- Action item
Take the data below and filter it for lines containing the word "name"; show each line found.

*** Opening Supplied material ***

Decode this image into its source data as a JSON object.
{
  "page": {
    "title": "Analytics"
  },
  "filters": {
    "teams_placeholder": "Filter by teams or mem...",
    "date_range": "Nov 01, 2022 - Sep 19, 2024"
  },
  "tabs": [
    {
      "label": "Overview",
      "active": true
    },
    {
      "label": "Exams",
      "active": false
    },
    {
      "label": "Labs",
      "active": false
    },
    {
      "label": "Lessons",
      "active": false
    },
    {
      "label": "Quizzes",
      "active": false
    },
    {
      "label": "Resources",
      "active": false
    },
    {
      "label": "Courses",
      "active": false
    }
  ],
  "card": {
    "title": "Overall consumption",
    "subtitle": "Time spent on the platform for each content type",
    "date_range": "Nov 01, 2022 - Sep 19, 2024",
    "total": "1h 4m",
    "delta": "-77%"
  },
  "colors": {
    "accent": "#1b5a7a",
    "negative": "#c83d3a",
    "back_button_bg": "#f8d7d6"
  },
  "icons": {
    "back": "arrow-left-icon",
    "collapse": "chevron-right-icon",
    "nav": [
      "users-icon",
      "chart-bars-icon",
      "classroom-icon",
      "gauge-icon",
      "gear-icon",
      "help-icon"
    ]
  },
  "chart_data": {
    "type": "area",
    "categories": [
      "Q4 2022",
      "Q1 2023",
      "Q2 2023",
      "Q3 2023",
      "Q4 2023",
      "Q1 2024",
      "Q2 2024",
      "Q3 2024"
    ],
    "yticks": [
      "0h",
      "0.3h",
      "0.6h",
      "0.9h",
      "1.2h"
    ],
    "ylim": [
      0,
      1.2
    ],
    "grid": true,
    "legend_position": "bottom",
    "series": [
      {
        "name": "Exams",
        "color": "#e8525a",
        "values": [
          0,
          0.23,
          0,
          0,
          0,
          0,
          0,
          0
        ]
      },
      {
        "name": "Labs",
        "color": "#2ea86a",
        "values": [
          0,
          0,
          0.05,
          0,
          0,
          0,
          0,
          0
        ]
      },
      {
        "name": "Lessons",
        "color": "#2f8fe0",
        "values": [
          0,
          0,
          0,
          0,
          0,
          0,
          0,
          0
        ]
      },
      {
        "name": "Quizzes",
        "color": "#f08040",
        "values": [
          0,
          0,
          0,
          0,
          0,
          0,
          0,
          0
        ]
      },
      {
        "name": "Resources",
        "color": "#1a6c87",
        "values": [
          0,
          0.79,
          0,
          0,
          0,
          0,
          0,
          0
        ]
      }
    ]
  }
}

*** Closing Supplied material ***

- Expected output
        "name": "Exams",
        "name": "Labs",
        "name": "Lessons",
        "name": "Quizzes",
        "name": "Resources",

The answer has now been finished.